The problem:
Check each line of the material for the string "JSON", and copy the lines that have it.

Data in this exercise:
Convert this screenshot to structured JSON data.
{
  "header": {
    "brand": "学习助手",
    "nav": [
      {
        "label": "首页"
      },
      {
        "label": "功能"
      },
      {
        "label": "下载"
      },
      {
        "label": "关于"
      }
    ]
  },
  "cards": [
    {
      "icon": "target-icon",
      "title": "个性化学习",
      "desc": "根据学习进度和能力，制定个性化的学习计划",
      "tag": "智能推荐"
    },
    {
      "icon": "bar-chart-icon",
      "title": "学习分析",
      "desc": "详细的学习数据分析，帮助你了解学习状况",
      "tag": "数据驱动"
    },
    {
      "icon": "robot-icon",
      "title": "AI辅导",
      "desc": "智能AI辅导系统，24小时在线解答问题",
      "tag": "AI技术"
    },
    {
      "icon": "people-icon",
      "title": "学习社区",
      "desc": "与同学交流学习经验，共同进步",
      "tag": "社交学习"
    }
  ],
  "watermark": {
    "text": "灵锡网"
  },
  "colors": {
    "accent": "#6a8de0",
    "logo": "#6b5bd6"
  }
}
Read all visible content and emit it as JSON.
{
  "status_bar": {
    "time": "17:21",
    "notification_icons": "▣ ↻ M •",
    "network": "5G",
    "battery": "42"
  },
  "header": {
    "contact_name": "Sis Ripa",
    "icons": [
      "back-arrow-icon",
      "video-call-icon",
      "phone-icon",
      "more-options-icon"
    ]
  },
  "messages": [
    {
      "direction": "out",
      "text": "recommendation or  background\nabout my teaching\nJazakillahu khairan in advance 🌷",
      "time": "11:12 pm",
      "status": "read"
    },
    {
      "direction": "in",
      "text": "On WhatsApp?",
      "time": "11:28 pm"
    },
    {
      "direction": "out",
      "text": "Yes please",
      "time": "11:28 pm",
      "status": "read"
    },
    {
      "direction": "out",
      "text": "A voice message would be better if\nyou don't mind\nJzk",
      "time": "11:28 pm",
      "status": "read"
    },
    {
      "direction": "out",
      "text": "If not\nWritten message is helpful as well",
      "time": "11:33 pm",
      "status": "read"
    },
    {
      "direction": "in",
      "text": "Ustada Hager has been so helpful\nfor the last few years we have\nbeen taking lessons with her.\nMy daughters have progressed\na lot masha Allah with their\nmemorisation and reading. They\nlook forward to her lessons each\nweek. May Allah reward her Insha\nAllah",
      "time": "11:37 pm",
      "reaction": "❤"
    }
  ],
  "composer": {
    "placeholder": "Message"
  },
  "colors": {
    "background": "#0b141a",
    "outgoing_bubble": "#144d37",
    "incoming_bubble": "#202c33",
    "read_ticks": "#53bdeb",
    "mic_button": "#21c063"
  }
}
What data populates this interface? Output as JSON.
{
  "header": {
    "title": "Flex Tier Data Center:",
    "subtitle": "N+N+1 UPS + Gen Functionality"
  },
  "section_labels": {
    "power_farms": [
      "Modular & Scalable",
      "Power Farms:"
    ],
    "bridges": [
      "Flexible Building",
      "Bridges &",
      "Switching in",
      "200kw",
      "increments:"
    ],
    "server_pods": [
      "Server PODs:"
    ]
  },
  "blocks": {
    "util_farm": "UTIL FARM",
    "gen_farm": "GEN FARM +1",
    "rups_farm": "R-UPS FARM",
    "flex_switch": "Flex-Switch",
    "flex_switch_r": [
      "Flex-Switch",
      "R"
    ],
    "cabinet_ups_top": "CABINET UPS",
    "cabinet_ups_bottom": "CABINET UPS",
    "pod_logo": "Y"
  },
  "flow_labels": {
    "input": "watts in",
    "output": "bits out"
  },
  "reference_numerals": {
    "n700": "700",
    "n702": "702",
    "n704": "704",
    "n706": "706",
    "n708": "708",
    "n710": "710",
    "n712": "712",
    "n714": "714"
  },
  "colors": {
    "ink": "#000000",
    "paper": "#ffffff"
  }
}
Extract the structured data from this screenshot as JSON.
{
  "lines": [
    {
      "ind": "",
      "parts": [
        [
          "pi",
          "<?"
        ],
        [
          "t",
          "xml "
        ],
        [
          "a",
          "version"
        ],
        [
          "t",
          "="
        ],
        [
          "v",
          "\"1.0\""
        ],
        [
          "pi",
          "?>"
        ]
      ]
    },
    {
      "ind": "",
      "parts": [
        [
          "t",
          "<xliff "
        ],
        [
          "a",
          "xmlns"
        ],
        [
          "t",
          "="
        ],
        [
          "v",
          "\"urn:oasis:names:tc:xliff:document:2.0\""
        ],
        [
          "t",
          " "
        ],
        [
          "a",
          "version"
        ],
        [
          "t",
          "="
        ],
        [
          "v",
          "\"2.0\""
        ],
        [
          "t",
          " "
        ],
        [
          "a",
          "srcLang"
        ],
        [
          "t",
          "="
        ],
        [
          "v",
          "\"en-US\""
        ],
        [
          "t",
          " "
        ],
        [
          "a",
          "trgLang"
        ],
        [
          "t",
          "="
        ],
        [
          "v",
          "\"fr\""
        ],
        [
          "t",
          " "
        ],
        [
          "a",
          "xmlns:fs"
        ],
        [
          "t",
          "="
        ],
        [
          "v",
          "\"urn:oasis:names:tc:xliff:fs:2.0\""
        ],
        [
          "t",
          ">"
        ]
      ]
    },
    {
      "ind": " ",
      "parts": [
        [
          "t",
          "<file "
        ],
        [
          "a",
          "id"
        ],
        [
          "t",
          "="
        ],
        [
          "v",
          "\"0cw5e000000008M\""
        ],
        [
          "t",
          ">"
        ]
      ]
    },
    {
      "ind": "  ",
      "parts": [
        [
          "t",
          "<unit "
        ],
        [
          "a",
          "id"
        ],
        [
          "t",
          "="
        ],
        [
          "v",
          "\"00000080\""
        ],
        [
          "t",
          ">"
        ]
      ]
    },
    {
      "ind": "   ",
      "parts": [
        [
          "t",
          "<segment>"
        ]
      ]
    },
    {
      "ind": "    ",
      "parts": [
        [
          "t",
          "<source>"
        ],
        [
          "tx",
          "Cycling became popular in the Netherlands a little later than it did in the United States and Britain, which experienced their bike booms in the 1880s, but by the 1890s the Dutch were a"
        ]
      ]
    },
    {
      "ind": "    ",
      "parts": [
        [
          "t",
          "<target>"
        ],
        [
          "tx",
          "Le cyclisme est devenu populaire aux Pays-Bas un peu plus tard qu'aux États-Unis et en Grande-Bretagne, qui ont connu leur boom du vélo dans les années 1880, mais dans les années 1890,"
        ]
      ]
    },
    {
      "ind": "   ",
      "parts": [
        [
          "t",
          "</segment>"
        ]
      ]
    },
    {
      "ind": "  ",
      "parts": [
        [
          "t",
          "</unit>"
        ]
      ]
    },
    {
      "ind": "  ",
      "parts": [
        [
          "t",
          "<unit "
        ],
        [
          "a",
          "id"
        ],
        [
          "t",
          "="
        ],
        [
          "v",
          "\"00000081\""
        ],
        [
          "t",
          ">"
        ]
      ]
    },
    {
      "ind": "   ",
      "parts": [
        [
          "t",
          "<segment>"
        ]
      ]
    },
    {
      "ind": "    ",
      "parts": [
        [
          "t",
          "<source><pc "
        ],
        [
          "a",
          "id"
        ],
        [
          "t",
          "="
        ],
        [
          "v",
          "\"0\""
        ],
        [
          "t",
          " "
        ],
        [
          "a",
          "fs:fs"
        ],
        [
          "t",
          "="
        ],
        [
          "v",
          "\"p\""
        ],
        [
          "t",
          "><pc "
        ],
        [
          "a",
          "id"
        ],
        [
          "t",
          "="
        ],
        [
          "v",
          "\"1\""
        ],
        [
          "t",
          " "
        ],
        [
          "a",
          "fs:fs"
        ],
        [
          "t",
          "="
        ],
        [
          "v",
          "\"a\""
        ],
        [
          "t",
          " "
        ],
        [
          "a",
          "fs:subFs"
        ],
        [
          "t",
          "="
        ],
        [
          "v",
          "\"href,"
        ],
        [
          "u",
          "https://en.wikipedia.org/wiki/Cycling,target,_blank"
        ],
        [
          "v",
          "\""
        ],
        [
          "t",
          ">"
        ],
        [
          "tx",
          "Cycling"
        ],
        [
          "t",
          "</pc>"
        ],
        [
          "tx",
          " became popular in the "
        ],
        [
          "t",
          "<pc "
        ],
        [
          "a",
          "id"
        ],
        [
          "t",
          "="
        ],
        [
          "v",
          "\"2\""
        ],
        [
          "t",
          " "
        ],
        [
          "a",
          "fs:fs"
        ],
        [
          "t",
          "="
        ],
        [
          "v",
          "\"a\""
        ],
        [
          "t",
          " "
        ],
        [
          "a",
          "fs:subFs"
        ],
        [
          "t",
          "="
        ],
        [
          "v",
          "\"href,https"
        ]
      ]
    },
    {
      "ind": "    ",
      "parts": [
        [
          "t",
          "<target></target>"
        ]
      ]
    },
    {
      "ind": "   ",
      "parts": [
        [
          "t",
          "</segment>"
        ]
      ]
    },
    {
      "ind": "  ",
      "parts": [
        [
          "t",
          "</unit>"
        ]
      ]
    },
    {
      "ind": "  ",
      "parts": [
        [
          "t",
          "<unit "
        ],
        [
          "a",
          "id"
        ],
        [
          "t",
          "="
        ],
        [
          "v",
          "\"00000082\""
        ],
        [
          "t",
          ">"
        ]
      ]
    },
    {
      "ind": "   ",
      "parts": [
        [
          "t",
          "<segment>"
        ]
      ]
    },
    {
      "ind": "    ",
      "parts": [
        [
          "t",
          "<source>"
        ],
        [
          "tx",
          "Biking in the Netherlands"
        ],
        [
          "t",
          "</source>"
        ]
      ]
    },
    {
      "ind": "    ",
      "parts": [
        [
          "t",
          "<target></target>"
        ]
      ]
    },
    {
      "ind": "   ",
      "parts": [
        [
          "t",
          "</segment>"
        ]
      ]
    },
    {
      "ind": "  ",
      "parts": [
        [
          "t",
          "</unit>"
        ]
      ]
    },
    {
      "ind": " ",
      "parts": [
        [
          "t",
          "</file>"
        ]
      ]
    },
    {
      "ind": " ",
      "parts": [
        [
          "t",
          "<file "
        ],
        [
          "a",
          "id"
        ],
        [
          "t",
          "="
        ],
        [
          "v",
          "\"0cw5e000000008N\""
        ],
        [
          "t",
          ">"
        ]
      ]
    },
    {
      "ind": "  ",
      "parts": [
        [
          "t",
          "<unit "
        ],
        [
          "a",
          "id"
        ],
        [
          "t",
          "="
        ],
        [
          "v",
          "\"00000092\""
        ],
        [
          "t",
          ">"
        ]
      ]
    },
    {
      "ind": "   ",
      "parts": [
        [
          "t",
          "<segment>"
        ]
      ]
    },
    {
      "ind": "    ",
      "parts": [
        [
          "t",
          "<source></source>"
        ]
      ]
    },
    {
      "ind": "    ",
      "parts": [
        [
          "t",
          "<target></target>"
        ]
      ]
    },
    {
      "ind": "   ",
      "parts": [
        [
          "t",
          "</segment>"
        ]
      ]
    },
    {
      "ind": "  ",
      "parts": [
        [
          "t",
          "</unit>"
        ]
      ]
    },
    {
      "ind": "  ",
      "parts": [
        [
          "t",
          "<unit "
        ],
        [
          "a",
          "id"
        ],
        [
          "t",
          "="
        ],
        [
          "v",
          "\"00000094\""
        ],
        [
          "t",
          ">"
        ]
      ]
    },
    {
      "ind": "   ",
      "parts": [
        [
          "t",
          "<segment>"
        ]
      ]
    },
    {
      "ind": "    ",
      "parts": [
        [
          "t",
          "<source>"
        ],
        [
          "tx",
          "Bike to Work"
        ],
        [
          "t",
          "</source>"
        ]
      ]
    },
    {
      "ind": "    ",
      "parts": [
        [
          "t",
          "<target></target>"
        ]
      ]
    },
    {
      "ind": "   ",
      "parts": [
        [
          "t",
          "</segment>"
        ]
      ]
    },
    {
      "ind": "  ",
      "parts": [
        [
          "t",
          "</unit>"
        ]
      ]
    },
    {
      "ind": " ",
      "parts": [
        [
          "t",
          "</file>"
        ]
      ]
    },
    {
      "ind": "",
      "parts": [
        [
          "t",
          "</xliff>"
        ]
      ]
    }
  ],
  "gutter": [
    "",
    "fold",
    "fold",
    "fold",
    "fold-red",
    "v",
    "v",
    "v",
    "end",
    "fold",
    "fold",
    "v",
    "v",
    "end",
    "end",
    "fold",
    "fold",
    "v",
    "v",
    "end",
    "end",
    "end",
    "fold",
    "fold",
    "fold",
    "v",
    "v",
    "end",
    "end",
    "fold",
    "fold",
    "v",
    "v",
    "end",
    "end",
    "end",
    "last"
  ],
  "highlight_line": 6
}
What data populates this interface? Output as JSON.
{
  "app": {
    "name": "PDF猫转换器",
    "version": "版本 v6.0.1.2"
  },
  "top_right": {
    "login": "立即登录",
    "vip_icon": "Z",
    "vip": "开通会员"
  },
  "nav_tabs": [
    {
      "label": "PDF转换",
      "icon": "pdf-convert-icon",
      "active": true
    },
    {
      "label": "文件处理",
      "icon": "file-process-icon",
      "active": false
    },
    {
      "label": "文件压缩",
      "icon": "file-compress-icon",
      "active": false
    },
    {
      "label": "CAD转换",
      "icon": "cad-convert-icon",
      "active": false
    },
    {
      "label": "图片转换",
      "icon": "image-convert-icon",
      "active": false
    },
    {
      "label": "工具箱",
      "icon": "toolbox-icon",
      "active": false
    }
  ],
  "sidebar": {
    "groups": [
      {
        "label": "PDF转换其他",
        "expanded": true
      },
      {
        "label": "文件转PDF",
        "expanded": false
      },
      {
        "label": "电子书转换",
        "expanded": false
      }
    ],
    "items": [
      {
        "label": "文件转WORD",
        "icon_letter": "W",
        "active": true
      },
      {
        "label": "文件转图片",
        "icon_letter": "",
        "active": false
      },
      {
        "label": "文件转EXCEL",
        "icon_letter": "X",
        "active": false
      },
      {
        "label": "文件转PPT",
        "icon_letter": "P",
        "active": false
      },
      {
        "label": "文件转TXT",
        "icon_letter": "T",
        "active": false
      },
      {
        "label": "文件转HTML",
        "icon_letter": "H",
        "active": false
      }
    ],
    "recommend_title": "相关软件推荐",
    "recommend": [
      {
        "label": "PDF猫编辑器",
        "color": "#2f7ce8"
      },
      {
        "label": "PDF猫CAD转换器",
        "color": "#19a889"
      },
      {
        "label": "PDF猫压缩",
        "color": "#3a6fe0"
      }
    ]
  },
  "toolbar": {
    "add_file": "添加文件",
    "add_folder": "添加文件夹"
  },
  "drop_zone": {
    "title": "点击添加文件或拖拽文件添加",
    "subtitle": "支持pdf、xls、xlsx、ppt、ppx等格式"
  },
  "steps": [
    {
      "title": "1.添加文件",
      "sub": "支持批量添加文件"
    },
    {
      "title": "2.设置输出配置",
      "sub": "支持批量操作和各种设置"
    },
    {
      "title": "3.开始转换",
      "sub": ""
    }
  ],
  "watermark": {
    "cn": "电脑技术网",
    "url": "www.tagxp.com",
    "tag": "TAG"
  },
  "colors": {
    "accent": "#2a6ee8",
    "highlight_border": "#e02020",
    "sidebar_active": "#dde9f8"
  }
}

Result of this exercise:
Convert this screenshot to structured JSON data.
Read all visible content and emit it as JSON.
What data populates this interface? Output as JSON.
Extract the structured data from this screenshot as JSON.
What data populates this interface? Output as JSON.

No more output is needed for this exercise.